As a painter in the 21st century, my relationship with technological images is at once adversarial and completely dependent. Painterly research, once done through excruciating and time consuming life-study and observation, now occurs in a world of what Flusser has called “global telematic dialogue.” This project uses my personal image archives, manipulated images, and photographic reproductions to investigate the fluidity between my own painterly processes and photography, in conjunction with other technical images. Inspired in part by the paintings of Francis Bacon who regularly exploited photography and other technical images within his artistic process, it illustrates the mediated and cyclical nature of artistic production in an age of pervasive image types.

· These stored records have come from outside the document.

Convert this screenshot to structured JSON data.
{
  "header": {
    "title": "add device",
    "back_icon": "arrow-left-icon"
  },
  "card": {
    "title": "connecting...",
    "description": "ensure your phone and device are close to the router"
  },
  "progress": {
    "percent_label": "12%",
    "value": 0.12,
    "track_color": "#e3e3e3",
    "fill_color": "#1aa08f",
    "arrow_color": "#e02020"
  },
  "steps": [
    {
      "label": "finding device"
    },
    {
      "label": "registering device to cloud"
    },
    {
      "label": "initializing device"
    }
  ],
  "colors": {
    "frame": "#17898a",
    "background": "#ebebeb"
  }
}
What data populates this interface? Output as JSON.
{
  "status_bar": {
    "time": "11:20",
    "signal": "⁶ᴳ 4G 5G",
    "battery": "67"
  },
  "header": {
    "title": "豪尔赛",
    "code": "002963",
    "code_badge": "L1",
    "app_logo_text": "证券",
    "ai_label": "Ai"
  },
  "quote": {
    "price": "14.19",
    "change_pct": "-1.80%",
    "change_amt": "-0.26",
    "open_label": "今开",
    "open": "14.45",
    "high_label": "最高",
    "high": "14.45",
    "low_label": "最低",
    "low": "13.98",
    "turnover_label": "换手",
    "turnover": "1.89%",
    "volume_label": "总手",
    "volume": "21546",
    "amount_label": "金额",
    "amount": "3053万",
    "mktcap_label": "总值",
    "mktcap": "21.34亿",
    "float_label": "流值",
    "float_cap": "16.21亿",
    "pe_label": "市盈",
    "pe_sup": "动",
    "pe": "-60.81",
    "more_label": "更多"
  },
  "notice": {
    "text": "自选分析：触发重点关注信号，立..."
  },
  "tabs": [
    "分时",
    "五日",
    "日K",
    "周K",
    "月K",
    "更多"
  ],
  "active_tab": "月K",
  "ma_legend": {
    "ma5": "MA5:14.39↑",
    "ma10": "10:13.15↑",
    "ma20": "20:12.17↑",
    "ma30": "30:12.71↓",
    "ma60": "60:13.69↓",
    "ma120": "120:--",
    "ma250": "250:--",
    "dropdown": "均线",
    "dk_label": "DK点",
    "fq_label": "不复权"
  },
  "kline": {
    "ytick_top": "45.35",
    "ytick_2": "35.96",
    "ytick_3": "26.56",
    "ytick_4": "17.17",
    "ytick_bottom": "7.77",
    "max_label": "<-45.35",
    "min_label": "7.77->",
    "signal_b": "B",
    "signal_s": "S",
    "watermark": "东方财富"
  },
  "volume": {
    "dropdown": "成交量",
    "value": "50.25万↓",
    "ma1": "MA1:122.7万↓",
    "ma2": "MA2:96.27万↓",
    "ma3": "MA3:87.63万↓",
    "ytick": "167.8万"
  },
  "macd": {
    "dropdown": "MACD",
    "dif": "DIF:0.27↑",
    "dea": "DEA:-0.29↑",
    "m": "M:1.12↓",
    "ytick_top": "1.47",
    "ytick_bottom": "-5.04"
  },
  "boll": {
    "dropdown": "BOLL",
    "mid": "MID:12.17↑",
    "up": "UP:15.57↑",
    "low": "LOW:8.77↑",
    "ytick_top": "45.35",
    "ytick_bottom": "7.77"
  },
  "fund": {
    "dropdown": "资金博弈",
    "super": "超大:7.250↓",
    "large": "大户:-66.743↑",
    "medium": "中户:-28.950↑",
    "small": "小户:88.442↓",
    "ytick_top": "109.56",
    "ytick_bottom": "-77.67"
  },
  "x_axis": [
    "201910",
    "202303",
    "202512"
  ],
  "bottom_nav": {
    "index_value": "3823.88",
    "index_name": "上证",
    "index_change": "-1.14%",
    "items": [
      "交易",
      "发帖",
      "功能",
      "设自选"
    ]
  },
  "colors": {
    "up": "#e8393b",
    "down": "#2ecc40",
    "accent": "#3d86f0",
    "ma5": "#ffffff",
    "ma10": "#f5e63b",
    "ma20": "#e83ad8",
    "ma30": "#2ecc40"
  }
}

My source image is a photograph I took of a deer carcass in a relative’s garage. My face to face confrontation with the deer carcass was framed, not only through the apparatus of the camera lens, but also through a long-term dialogue with other images, both traditional and technical, which I explored in paintings, drawings, and other media. A dialogue between the body and architectural space is also of central importance. On the horizontal axis of the Atlas, the central images focus on solitary bodies. Moving away from the central image column, architectural elements take more important roles, culminating in the obliteration of the body at the extreme left and right columns.